*WHAT YOU WILL DO*: Consider the data that follows and state how many lines contain the string "floor", using the number alone.

THE INPUT Start Marker

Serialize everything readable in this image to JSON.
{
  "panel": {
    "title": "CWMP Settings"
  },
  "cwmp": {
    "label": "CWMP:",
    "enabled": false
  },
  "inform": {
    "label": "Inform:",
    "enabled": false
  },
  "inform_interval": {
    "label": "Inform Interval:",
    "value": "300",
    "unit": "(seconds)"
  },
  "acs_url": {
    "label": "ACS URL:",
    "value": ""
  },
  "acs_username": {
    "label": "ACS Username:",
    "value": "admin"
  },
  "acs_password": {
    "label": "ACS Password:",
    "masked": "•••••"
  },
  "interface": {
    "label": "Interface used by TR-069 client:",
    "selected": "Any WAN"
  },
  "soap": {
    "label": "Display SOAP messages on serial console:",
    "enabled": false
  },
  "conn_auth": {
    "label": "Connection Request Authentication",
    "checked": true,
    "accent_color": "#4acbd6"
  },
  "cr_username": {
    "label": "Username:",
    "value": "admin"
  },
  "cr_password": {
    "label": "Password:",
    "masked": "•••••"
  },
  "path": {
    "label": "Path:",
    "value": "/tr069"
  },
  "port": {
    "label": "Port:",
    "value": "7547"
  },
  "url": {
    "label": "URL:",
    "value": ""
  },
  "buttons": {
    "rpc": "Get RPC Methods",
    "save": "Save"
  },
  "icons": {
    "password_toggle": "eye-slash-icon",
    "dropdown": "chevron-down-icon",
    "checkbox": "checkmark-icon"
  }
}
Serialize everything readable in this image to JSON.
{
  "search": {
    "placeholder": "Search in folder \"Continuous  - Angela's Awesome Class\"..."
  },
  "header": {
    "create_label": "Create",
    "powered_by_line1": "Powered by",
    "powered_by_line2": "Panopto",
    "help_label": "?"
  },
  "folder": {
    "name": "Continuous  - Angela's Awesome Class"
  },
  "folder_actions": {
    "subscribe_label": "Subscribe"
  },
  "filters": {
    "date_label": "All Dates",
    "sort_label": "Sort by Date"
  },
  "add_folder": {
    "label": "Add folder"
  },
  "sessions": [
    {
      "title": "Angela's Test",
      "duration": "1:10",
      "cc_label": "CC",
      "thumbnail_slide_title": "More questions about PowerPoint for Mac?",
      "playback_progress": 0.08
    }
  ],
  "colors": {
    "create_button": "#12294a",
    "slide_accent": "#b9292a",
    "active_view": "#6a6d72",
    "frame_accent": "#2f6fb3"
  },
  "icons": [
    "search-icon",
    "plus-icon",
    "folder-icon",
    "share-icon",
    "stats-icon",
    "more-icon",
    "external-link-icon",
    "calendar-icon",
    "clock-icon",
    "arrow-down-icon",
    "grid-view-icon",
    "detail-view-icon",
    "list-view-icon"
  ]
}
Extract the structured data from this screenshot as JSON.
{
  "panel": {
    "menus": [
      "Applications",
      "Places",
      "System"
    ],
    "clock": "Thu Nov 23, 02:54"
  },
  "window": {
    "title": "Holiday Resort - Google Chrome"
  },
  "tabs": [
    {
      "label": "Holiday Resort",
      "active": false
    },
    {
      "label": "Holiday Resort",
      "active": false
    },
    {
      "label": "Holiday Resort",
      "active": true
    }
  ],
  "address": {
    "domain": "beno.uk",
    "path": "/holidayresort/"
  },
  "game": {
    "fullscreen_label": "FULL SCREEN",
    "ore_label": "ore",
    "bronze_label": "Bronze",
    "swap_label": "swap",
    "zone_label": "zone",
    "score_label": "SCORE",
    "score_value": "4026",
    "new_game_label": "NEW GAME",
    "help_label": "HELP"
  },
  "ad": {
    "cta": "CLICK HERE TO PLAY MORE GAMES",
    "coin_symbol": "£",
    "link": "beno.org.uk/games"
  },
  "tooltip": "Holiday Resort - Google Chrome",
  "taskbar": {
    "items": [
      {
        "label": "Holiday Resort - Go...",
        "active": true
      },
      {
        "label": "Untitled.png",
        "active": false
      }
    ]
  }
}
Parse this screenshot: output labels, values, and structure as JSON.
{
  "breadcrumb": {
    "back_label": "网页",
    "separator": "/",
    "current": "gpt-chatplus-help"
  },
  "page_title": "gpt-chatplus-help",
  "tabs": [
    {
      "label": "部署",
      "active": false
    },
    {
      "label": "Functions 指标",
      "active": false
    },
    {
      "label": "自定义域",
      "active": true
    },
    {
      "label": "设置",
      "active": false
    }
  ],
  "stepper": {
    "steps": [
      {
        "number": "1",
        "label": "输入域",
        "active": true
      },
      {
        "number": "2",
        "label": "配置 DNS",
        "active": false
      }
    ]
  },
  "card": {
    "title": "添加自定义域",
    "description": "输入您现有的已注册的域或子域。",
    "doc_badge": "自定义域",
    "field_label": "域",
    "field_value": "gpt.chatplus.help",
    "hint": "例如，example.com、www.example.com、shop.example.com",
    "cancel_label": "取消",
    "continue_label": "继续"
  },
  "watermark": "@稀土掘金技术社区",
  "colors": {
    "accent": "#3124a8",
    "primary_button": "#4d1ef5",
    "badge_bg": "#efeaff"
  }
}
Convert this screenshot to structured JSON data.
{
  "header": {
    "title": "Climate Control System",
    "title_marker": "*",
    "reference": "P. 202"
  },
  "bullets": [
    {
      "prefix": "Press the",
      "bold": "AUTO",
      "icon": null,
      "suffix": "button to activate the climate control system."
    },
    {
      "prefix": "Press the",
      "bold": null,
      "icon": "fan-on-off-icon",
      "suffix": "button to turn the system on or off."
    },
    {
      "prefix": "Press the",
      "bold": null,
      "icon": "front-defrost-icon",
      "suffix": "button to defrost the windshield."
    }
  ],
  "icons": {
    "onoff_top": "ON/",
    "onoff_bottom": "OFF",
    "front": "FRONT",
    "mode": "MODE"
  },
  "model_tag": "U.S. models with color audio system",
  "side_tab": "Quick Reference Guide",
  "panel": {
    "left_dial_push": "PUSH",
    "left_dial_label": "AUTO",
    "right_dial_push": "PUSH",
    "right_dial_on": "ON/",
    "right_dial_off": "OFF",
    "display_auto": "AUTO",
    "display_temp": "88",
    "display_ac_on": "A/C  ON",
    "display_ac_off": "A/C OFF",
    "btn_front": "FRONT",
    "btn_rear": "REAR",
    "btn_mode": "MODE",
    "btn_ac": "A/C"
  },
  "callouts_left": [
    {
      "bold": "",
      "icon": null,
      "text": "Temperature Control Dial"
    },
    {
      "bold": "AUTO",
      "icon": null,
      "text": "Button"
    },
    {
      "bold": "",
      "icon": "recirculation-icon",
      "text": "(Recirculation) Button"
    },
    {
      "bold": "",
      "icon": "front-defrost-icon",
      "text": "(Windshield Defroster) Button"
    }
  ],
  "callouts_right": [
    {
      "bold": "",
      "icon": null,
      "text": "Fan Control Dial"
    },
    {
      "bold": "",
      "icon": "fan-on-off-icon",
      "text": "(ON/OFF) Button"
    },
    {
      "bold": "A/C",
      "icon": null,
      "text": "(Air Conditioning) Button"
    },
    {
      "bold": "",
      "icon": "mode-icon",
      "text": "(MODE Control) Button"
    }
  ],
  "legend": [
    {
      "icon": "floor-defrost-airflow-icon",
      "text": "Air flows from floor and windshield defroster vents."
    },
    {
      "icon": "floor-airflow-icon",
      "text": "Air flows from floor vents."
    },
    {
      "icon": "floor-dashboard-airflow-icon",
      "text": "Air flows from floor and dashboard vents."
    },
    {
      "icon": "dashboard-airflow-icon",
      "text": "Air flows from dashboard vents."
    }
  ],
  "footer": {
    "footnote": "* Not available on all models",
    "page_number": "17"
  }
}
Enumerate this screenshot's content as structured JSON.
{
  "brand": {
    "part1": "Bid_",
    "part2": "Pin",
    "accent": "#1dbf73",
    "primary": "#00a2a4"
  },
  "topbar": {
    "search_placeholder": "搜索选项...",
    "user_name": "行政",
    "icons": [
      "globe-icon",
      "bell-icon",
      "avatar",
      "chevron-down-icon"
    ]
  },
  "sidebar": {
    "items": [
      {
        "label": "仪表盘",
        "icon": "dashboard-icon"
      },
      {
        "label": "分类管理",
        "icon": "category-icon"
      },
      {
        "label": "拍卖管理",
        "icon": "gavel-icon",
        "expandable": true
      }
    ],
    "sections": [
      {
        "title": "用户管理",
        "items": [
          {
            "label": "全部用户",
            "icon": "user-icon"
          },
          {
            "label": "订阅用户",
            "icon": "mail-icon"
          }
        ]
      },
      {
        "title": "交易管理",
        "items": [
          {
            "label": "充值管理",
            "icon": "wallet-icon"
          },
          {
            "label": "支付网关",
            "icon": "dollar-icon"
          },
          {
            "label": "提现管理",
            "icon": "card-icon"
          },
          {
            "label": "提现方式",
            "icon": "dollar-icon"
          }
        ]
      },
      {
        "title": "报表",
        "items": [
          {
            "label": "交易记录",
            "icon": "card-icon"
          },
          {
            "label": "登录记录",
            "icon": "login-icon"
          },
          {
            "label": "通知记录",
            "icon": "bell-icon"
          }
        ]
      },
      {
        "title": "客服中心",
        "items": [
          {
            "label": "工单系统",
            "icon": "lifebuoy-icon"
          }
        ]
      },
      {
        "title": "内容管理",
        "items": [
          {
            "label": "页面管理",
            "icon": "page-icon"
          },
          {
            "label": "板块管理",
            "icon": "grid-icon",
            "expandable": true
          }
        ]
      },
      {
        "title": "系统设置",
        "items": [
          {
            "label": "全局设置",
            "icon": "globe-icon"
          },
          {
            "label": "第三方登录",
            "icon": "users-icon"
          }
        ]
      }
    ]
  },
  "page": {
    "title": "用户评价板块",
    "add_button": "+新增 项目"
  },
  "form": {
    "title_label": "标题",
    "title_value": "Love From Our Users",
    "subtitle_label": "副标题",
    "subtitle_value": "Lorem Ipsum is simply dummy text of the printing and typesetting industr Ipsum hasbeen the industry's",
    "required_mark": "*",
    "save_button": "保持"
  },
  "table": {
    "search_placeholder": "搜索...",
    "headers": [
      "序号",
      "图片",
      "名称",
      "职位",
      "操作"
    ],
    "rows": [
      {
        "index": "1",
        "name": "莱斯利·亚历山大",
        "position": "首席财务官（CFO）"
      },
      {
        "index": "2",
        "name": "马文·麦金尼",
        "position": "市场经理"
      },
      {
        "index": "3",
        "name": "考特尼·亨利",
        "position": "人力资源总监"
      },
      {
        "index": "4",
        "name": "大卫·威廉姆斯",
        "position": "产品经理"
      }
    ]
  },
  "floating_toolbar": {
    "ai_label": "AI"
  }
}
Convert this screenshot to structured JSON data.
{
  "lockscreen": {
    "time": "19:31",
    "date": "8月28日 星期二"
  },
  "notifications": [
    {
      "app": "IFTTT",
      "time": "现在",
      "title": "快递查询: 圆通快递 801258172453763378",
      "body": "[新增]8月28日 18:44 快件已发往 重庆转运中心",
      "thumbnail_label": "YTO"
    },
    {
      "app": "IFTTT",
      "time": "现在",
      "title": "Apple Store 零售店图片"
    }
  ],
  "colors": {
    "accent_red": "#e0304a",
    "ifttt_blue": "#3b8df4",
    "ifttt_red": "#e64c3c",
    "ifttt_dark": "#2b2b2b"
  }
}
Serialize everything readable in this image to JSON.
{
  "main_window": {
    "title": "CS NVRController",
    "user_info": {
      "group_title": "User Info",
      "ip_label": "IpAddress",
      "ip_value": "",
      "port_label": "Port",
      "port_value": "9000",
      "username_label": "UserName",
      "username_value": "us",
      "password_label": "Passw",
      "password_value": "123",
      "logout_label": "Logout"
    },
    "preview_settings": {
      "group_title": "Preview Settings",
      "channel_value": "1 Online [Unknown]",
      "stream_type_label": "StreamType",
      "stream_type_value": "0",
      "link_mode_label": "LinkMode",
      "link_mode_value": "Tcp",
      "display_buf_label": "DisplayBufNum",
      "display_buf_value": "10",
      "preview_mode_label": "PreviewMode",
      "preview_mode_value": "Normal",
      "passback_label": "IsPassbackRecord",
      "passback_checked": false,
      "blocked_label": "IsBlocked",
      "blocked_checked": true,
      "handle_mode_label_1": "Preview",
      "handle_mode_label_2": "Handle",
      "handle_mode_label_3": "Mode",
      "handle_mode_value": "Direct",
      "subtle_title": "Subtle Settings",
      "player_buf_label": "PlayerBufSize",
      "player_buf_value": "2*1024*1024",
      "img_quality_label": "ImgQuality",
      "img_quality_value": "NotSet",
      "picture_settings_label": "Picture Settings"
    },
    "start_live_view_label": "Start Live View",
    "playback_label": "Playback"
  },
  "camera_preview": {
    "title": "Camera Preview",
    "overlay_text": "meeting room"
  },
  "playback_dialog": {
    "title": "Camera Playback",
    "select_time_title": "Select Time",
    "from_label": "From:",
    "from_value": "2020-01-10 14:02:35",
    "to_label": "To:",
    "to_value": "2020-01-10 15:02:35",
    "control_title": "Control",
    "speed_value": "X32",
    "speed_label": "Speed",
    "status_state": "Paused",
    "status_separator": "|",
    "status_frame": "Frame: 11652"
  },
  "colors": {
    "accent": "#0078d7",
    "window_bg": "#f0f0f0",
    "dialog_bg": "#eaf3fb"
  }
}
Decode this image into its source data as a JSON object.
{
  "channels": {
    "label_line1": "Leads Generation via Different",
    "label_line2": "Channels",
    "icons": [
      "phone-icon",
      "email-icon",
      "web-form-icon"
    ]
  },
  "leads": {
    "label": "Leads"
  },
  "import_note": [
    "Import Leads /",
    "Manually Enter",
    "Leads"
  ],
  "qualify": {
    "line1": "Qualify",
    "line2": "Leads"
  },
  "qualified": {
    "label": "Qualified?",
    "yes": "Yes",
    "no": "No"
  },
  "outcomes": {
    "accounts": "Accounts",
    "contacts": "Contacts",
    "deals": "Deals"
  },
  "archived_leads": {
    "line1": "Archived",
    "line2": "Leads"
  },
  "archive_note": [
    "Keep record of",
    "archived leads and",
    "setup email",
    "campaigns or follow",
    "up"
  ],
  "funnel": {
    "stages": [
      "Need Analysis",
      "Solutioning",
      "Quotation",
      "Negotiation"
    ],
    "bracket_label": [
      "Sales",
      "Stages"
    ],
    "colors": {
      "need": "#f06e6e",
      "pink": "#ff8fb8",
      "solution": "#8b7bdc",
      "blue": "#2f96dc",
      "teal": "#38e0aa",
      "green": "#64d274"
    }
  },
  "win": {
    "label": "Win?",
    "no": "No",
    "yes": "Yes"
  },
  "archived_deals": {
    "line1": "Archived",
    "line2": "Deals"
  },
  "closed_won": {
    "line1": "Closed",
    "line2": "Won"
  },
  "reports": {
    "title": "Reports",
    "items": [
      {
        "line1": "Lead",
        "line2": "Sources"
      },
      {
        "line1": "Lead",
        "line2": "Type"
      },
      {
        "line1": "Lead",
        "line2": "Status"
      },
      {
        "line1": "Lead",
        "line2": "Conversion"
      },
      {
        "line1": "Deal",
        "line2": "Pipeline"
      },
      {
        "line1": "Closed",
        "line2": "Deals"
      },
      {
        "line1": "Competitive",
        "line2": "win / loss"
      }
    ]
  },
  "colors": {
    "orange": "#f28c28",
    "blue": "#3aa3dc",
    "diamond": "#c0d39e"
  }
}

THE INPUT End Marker

*REPLY TO THE EXERCISE*: 6